    While many posts, including the U.S. Postal Service, are downsizing due to shrinking domestic markets, China Post is aggressively expanding. By the end of 2015, the China Post Group plans to extend universal service to all villages, increase urban residential letterboxes, and add 300,000 jobs. This development presents an opportunity for the Postal Service to partner with China Post to expand the reach of both posts, as the demand for end-to-end solutions between the Chinese and U.S. markets grows. The major factors that fuel expansion and justify development are an increasing residential delivery network, major growth in small-to-medium enterprises (SME) and exports, and a developing direct marketing industry. The Chinese government also fosters China Post’s growth by permitting non-postal activities like banking and shielding some profitable segments of the express mail market from competition. Although industry players question the legality in an international context, China Posts’ Express Mail unit has the exclusive rights to a profitable product segment. Together these factors guarantee steady mail volume increases and help China Post secure a position in the burgeoning direct mail industry, e-commerce market, and other non-postal sectors. By tapping into its far-flung network of post offices to provide customers a wide range of services in one convenient location, new opportunities will emerge for China Post as well as the Postal Service. The Postal Service is taking action to capitalize on these opportunities. Last year, the Postal Service introduced a new, small-packet product targeting China’s small, lightweight exports, such as electronics and apparel. The Postal Service also signed a memorandum of understanding with China Post and eBay to provide an end-to-end, e-commerce solution. Earlier this year the Postal Service hosted a 20-member China Post delegation to discuss the direct mail industry. As the demand for postal products and services grows with China Post’s expansion, the Postal Service is uniquely positioned to establish a partnership that connects and fosters Chinese and U.S. markets. What other opportunities do you think the Postal Service should pursue with China Post? This blog is hosted by the OIG’s Risk Analysis Research Center (RARC).

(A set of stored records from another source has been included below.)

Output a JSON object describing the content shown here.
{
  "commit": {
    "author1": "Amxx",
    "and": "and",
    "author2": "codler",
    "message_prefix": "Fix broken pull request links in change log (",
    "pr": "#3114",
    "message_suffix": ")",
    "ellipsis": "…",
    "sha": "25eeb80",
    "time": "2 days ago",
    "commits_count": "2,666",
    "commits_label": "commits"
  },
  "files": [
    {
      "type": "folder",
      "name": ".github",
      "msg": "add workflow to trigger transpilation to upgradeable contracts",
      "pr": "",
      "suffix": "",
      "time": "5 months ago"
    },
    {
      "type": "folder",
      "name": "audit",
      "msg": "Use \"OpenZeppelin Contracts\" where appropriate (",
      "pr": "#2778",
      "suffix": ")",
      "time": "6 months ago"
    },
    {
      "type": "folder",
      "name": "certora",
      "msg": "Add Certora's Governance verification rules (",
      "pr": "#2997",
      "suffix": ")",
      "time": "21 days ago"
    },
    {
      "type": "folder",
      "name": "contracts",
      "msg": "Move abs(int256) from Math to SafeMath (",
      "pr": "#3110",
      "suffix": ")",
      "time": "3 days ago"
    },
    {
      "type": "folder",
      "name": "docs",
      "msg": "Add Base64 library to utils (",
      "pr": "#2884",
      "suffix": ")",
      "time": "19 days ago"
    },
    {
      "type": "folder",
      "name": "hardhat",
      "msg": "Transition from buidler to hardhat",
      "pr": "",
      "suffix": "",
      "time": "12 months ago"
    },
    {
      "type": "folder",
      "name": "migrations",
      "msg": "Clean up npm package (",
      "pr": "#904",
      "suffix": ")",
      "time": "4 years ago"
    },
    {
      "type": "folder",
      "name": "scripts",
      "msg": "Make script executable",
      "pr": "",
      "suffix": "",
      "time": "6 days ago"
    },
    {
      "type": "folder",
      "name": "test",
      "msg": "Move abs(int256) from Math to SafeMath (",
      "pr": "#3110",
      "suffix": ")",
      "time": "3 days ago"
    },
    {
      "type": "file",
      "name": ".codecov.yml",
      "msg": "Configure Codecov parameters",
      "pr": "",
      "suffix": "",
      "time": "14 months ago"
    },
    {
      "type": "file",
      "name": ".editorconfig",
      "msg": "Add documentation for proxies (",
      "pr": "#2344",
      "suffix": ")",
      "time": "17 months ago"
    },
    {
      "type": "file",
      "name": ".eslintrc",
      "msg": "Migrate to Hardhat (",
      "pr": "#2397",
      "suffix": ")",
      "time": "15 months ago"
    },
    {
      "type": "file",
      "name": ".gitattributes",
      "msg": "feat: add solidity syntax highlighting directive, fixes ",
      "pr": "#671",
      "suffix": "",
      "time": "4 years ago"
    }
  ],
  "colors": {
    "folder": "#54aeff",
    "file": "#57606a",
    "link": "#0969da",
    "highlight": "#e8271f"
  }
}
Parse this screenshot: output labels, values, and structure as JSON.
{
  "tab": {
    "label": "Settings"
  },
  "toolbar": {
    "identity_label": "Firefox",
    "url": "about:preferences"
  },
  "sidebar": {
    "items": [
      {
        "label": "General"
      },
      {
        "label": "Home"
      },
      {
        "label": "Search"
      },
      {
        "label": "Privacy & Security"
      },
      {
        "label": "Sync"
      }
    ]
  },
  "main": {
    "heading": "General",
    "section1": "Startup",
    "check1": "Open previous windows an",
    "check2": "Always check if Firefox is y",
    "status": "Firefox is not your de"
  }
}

Pages

This site provides a forum to discuss different aspects of the United States Postal Service and how it can be improved. We encourage you to share your comments, ideas, and concerns.

This is a moderated site—we will review all comments before posting them. We expect that participants will treat each other with respect. We will not post comments that contain vulgar language, personal attacks of any kind, or offensive terms that target specific individuals or groups. We will not post comments that are clearly off-topic or that promote services or products. Comments that make unsupported accusations will also not be posted.

We ask that reporters send questions to the USPS OIG Media Office through their normal channels and refrain from submitting questions here as comments. We will not post questions from reporters.

We recognize that the Web is a 24/7 medium, and your comments are welcome at any time. Given the need to manage Federal resources effectively, however, we will review comments and post them from 9:00 a.m—5:00 p.m Eastern Time, Monday through Friday. We will read and post comments submitted after hours, on weekends, or on holidays as early as possible the next business day.

To protect your own privacy, and the privacy of others, please do not include personal information or personally identifiable information such as names, addresses, phone numbers or e-mail addresses in the body of your comment.

Except when specifically noted, any views or opinions expressed on this forum (or any other forums available via an RSS feed) are those of the individual bloggers. The views and posted comments do not necessarily reflect those of the U.S. Postal Service Office of Inspector General, or the Federal government.

Thank you for taking the time to read this comment policy and disclaimer. We plan to blog weekly on as many emerging new media topics as possible. We encourage your participation in our discussion and look forward to an active exchange of ideas.